Data supplied →

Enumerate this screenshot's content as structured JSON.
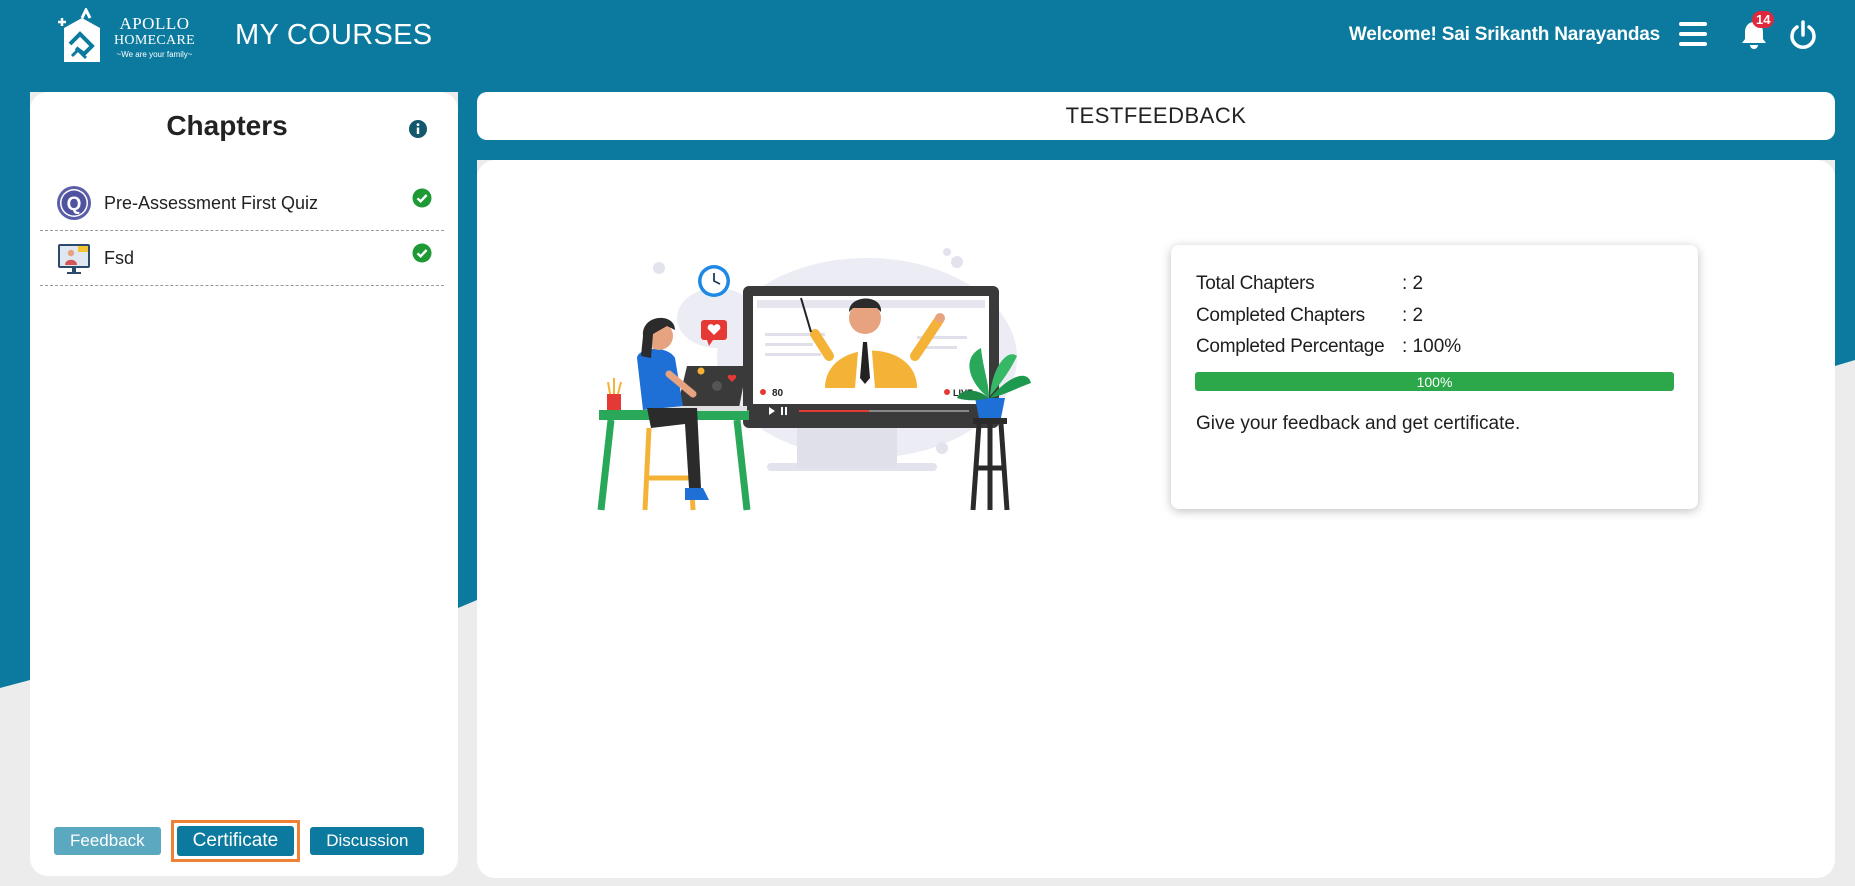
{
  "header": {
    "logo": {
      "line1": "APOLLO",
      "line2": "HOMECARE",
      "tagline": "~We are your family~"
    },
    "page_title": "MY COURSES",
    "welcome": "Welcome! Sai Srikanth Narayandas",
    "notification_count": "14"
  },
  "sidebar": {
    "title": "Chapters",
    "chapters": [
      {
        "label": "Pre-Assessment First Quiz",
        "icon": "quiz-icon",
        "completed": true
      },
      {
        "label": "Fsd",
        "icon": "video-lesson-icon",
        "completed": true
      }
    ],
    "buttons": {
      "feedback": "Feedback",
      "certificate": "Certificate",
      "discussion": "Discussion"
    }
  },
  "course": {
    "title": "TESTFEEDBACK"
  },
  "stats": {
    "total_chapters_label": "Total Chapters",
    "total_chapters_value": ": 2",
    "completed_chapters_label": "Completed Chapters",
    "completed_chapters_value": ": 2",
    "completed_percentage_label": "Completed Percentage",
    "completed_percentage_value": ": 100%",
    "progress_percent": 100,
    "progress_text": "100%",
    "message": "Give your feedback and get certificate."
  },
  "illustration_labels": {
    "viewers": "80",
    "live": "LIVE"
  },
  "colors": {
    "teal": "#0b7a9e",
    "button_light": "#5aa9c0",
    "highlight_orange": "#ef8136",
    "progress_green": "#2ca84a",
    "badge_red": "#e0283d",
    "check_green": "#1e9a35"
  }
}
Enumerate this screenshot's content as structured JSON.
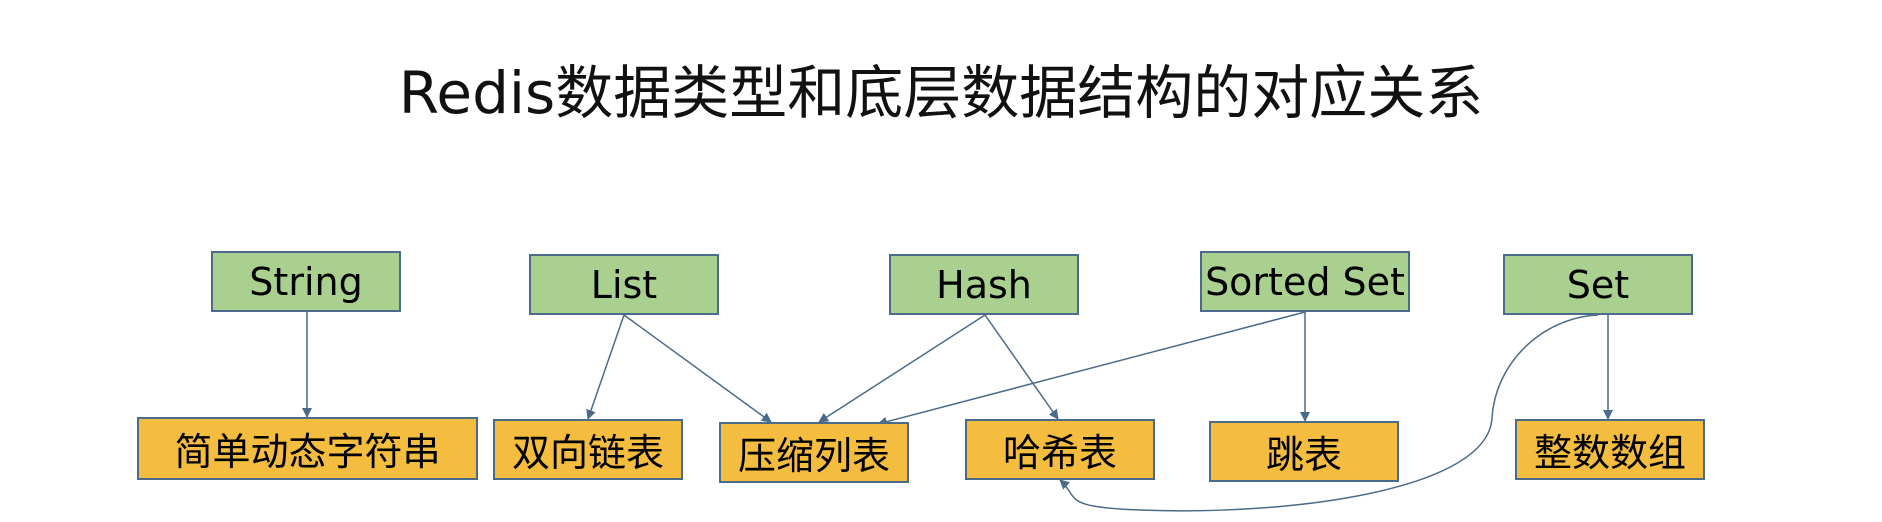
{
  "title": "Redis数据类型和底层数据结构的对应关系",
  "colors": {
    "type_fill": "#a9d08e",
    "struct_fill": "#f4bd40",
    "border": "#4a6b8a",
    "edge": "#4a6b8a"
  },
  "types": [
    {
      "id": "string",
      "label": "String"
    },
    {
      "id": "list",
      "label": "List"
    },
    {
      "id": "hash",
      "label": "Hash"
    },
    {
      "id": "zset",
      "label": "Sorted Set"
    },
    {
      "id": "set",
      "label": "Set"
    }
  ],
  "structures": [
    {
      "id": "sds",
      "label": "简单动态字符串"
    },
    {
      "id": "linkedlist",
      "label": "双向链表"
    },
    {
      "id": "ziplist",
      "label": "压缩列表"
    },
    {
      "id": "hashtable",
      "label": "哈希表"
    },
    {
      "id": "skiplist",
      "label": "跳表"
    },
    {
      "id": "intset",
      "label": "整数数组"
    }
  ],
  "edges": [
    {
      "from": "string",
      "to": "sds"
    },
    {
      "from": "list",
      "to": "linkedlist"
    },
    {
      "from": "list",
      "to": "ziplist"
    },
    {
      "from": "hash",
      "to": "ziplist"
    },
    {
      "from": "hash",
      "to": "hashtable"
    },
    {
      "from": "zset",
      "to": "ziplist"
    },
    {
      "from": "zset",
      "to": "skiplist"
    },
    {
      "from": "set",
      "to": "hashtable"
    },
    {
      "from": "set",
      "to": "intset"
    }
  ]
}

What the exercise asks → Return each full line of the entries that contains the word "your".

Answer box →
      "tagline": "~We are your family~"
    "message": "Give your feedback and get certificate."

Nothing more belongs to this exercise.